A UK government commissioned report - the second part of a national food strategy - sets out proposals aimed at “escaping the junk food cycle”, which it states is crucial for improving the health of the population and for the UK to meet some of the challenges of climate change.
While directly related to the market in England, the independent review was asked to consider the relationship with the administrations in Scotland, Wales and Northern Ireland - where policy responsibility for food and health is largely devolved.
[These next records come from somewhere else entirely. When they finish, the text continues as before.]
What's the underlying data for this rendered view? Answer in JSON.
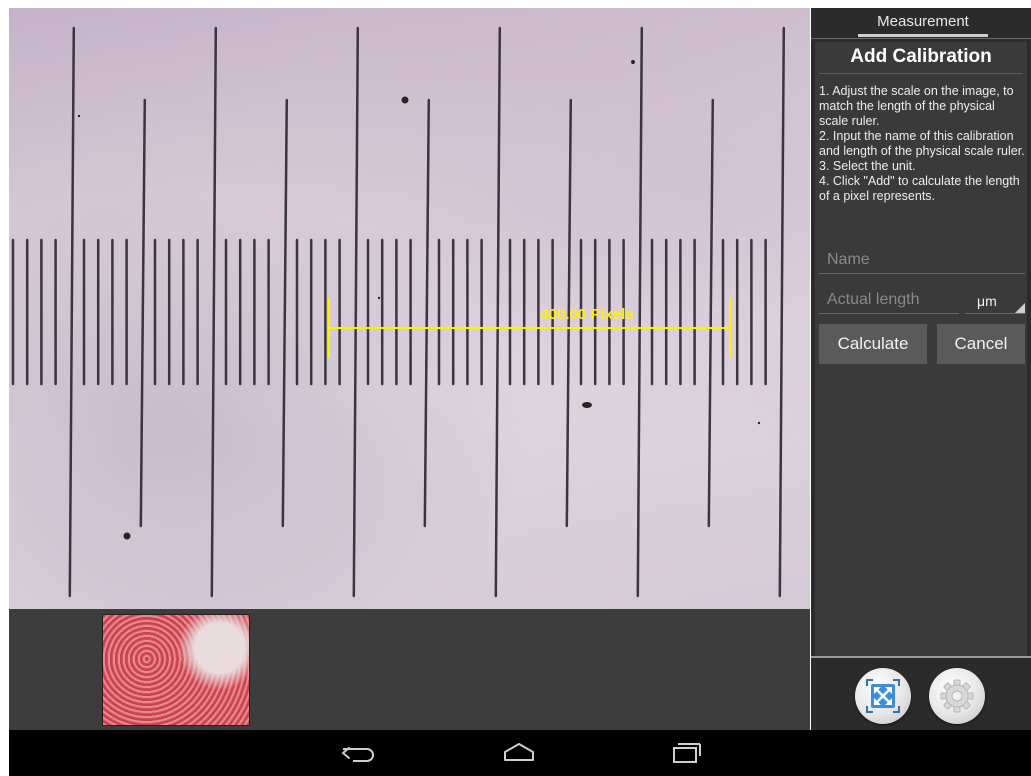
{
  "viewport": {
    "measurement_label": "400.00 Pixels"
  },
  "panel": {
    "tab_label": "Measurement",
    "title": "Add Calibration",
    "instructions": [
      "1. Adjust the scale on the image, to match the length of the physical scale ruler.",
      " 2. Input the name of this calibration and length of the physical scale ruler.",
      " 3. Select the unit.",
      " 4. Click \"Add\" to calculate the length of a pixel represents."
    ],
    "name_placeholder": "Name",
    "length_placeholder": "Actual length",
    "unit_value": "μm",
    "calculate_label": "Calculate",
    "cancel_label": "Cancel"
  },
  "icons": {
    "fit": "fit-screen-icon",
    "settings": "gear-icon",
    "back": "back-icon",
    "home": "home-icon",
    "recents": "recent-apps-icon"
  },
  "colors": {
    "measurement_line": "#fff200",
    "panel_background": "#3a3a3a",
    "button_background": "#5a5a5a"
  }
}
The report points to the UK’s “predilection for calorie dense foods”. It says a cycle of activity is linked to food companies which “invest more time and money creating these foods, which makes us eat more of them and expands the market, which leads to more investment, which makes us eat more”.
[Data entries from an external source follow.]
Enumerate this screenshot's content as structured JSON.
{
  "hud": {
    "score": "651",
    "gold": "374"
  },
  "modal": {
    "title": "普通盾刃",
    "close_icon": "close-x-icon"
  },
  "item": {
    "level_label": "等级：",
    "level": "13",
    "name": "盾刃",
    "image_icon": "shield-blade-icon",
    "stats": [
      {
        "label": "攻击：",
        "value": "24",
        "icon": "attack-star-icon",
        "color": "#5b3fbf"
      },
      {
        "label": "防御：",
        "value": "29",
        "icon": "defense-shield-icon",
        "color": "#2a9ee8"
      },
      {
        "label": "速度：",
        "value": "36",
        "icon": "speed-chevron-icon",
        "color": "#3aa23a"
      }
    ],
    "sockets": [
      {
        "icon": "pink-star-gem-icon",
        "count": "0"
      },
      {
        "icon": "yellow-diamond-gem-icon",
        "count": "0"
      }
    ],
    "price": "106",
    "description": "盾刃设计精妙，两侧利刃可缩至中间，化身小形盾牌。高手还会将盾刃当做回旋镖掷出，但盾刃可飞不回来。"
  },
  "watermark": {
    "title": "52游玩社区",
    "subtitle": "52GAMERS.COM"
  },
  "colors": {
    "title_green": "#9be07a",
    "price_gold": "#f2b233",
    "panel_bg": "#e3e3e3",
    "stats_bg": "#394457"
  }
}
Focusing on foods high in fat, salt and sugar (HFSS), the report suggests that whilst some producers do want to make their food healthier, this cannot be done on a commercially viable basis without legislative intervention ensuring a level playing field.
Many commentators believe that improving the health outcomes of those with a poor diet requires legislative intervention. The report suggests that a £3/kg tax on sugar and a £6/kg tax on salt sold for use in processed foods or in restaurants and catering businesses, would incentivise manufacturers to reduce the levels of sugar and salt in their products, by reformulating their recipes or reducing their portion sizes.
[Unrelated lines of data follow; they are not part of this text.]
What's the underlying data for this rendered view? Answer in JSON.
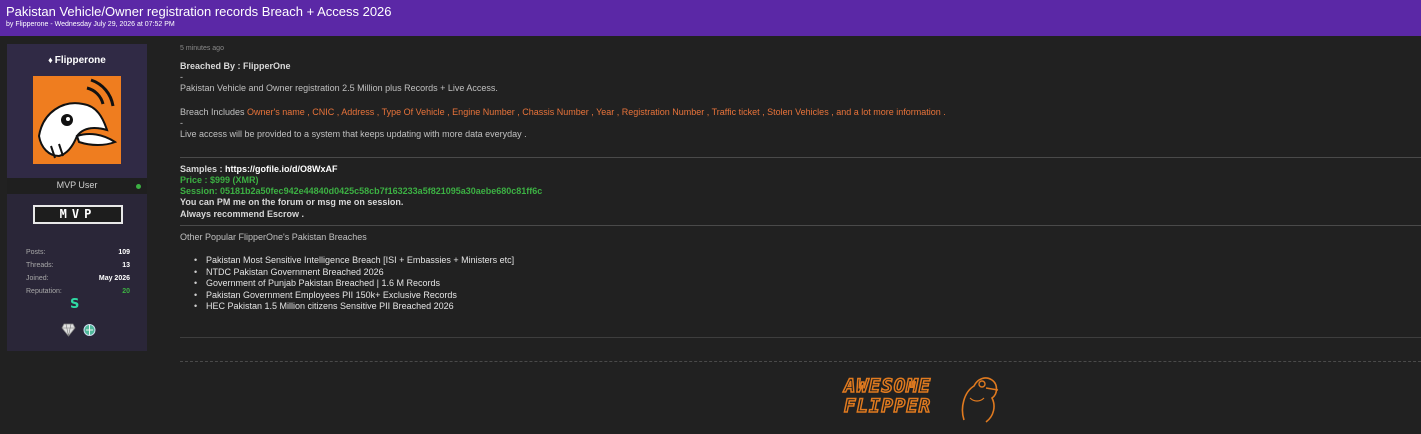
{
  "thread": {
    "title": "Pakistan Vehicle/Owner registration records Breach + Access 2026",
    "meta": "by Flipperone - Wednesday July 29, 2026 at 07:52 PM"
  },
  "user": {
    "name": "Flipperone",
    "rank": "MVP User",
    "badge": "MVP",
    "award_mark": "S",
    "stats": [
      {
        "label": "Posts:",
        "value": "109"
      },
      {
        "label": "Threads:",
        "value": "13"
      },
      {
        "label": "Joined:",
        "value": "May 2026"
      },
      {
        "label": "Reputation:",
        "value": "20"
      }
    ],
    "icons": [
      "diamond-award-icon",
      "gem-award-icon"
    ]
  },
  "post": {
    "time_ago": "5 minutes ago",
    "breached_by": "Breached By : FlipperOne",
    "dash": "-",
    "intro": "Pakistan Vehicle and Owner registration 2.5 Million plus Records + Live Access.",
    "includes_prefix": "Breach Includes ",
    "includes_list": "Owner's name , CNIC , Address , Type Of Vehicle , Engine Number , Chassis Number , Year , Registration Number , Traffic ticket , Stolen Vehicles , and a lot more information .",
    "live_access": "Live access will be provided to a system that keeps updating with more data everyday .",
    "samples_label": "Samples : ",
    "samples_link": "https://gofile.io/d/O8WxAF",
    "price": "Price : $999 (XMR)",
    "session": "Session: 05181b2a50fec942e44840d0425c58cb7f163233a5f821095a30aebe680c81ff6c",
    "contact": "You can PM me on the forum or msg me on session.",
    "escrow": "Always recommend Escrow .",
    "other_heading": "Other Popular FlipperOne's Pakistan Breaches",
    "other_breaches": [
      "Pakistan Most Sensitive Intelligence Breach [ISI + Embassies + Ministers etc]",
      "NTDC Pakistan Government Breached 2026",
      "Government of Punjab Pakistan Breached | 1.6 M Records",
      "Pakistan Government Employees PII 150k+ Exclusive Records",
      "HEC Pakistan 1.5 Million citizens Sensitive PII Breached 2026"
    ]
  },
  "signature": {
    "line1": "AWESOME",
    "line2": "FLIPPER"
  },
  "colors": {
    "header": "#5b28a6",
    "accent_orange": "#e8733a",
    "accent_green": "#3cb043",
    "background": "#212121"
  }
}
The report notes that retailers can influence customer food choices, through product positioning and promotions, for example. To promote better choices by consumers, the report recommends that there should be a statutory duty for all food companies with more than 250 employees - including retailers, restaurant and quick service companies, contract caterers, wholesalers, manufacturers and online ordering platforms - to publish an annual report based on metrics which include the sales of HFSS food, protein by type, vegetables, fruit, major nutrients and total food and drink sales.
Regulation of product promotion and placement is already on its way in England - the Food (Promotion and Placement) (England) Regulations 2021 will impose restrictions on medium and large retailers and allow for the service of improvement notices, criminal penalties and fixed monetary penalties on breach.
A wide range of prepacked food and drink is in scope including soft drinks; cakes; confectionery; ice cream; pastries; puddings; sweet biscuits; breakfast cereals; yoghurts; milk and juice-based drinks with added sugar; ready meals; crisps and savoury snacks; and chips and similar potato products.
The Covid-19 pandemic has brought the dangers of obesity into sharp focus. With pressure on the NHS mounting, there is certainly political will to make changes. Whether that translates to the regulation suggested remains to be seen.
What is clear, however, is that the UK government will not shy away from imposing further obligations on the food supply chain to force change to improve health outcomes. Those in the food supply chain cannot be left behind.
Zoe Betts, Legal Director, Pinsent Masons